§ **RECORDS FOR PROCESSING**

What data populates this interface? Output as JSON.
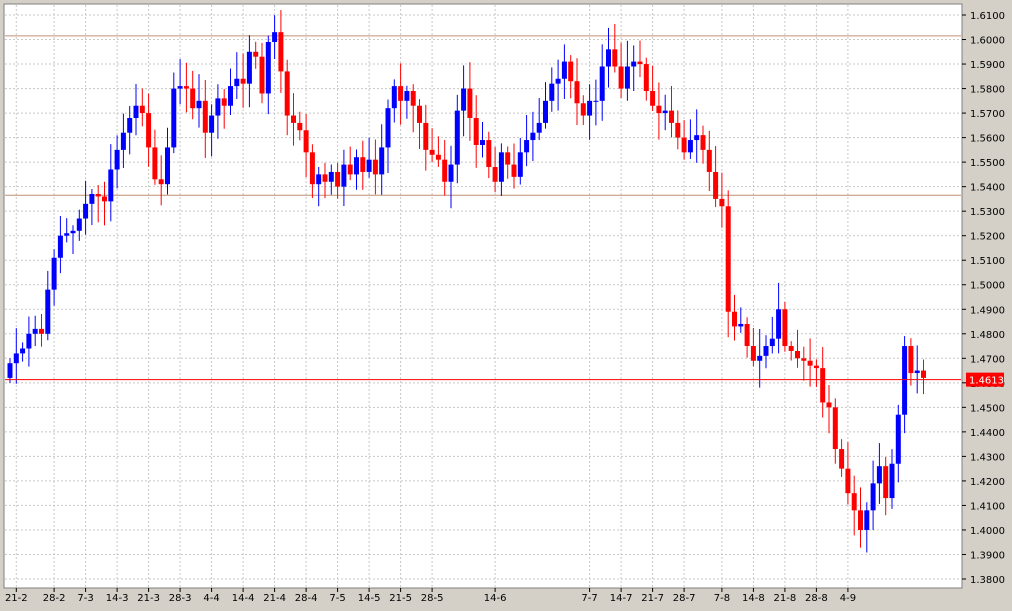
{
  "chart_data": {
    "type": "candlestick",
    "title": "",
    "ylim": [
      1.375,
      1.615
    ],
    "y_ticks": [
      "1.6100",
      "1.6000",
      "1.5900",
      "1.5800",
      "1.5700",
      "1.5600",
      "1.5500",
      "1.5400",
      "1.5300",
      "1.5200",
      "1.5100",
      "1.5000",
      "1.4900",
      "1.4800",
      "1.4700",
      "1.4600",
      "1.4500",
      "1.4400",
      "1.4300",
      "1.4200",
      "1.4100",
      "1.4000",
      "1.3900",
      "1.3800"
    ],
    "x_ticks": [
      {
        "index": 1,
        "label": "21-2"
      },
      {
        "index": 7,
        "label": "28-2"
      },
      {
        "index": 12,
        "label": "7-3"
      },
      {
        "index": 17,
        "label": "14-3"
      },
      {
        "index": 22,
        "label": "21-3"
      },
      {
        "index": 27,
        "label": "28-3"
      },
      {
        "index": 32,
        "label": "4-4"
      },
      {
        "index": 37,
        "label": "14-4"
      },
      {
        "index": 42,
        "label": "21-4"
      },
      {
        "index": 47,
        "label": "28-4"
      },
      {
        "index": 52,
        "label": "7-5"
      },
      {
        "index": 57,
        "label": "14-5"
      },
      {
        "index": 62,
        "label": "21-5"
      },
      {
        "index": 67,
        "label": "28-5"
      },
      {
        "index": 77,
        "label": "14-6"
      },
      {
        "index": 92,
        "label": "7-7"
      },
      {
        "index": 97,
        "label": "14-7"
      },
      {
        "index": 102,
        "label": "21-7"
      },
      {
        "index": 107,
        "label": "28-7"
      },
      {
        "index": 113,
        "label": "7-8"
      },
      {
        "index": 118,
        "label": "14-8"
      },
      {
        "index": 123,
        "label": "21-8"
      },
      {
        "index": 128,
        "label": "28-8"
      },
      {
        "index": 133,
        "label": "4-9"
      }
    ],
    "horizontal_lines": [
      {
        "value": 1.6015,
        "color": "#c09070"
      },
      {
        "value": 1.5365,
        "color": "#c09070"
      }
    ],
    "current_price": {
      "value": 1.4613,
      "label": "1.4613",
      "color": "#ff0000"
    },
    "up_color": "#0000ff",
    "down_color": "#ff0000",
    "grid": true,
    "closes": [
      1.468,
      1.472,
      1.474,
      1.48,
      1.482,
      1.48,
      1.498,
      1.511,
      1.52,
      1.521,
      1.522,
      1.527,
      1.533,
      1.537,
      1.536,
      1.534,
      1.547,
      1.555,
      1.562,
      1.568,
      1.573,
      1.57,
      1.556,
      1.543,
      1.541,
      1.556,
      1.58,
      1.581,
      1.58,
      1.572,
      1.575,
      1.562,
      1.569,
      1.576,
      1.573,
      1.581,
      1.584,
      1.582,
      1.595,
      1.593,
      1.578,
      1.599,
      1.603,
      1.587,
      1.569,
      1.566,
      1.563,
      1.554,
      1.541,
      1.545,
      1.542,
      1.546,
      1.54,
      1.549,
      1.545,
      1.552,
      1.546,
      1.551,
      1.545,
      1.556,
      1.572,
      1.581,
      1.575,
      1.579,
      1.573,
      1.566,
      1.555,
      1.553,
      1.551,
      1.542,
      1.549,
      1.571,
      1.58,
      1.568,
      1.557,
      1.559,
      1.548,
      1.542,
      1.554,
      1.549,
      1.544,
      1.554,
      1.559,
      1.562,
      1.566,
      1.575,
      1.582,
      1.584,
      1.591,
      1.583,
      1.574,
      1.569,
      1.575,
      1.575,
      1.589,
      1.596,
      1.589,
      1.58,
      1.589,
      1.591,
      1.59,
      1.579,
      1.573,
      1.57,
      1.571,
      1.566,
      1.56,
      1.554,
      1.559,
      1.561,
      1.555,
      1.546,
      1.535,
      1.532,
      1.489,
      1.483,
      1.484,
      1.475,
      1.469,
      1.471,
      1.475,
      1.478,
      1.49,
      1.475,
      1.473,
      1.47,
      1.469,
      1.467,
      1.466,
      1.452,
      1.45,
      1.433,
      1.425,
      1.415,
      1.408,
      1.4,
      1.408,
      1.419,
      1.426,
      1.413,
      1.427,
      1.447,
      1.475,
      1.464,
      1.465,
      1.462
    ],
    "ohlc": []
  }
}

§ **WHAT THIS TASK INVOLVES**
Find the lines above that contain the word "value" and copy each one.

§ **EXERCISE ANSWER**
        "value": 1.6015,
        "value": 1.5365,
      "value": 1.4613,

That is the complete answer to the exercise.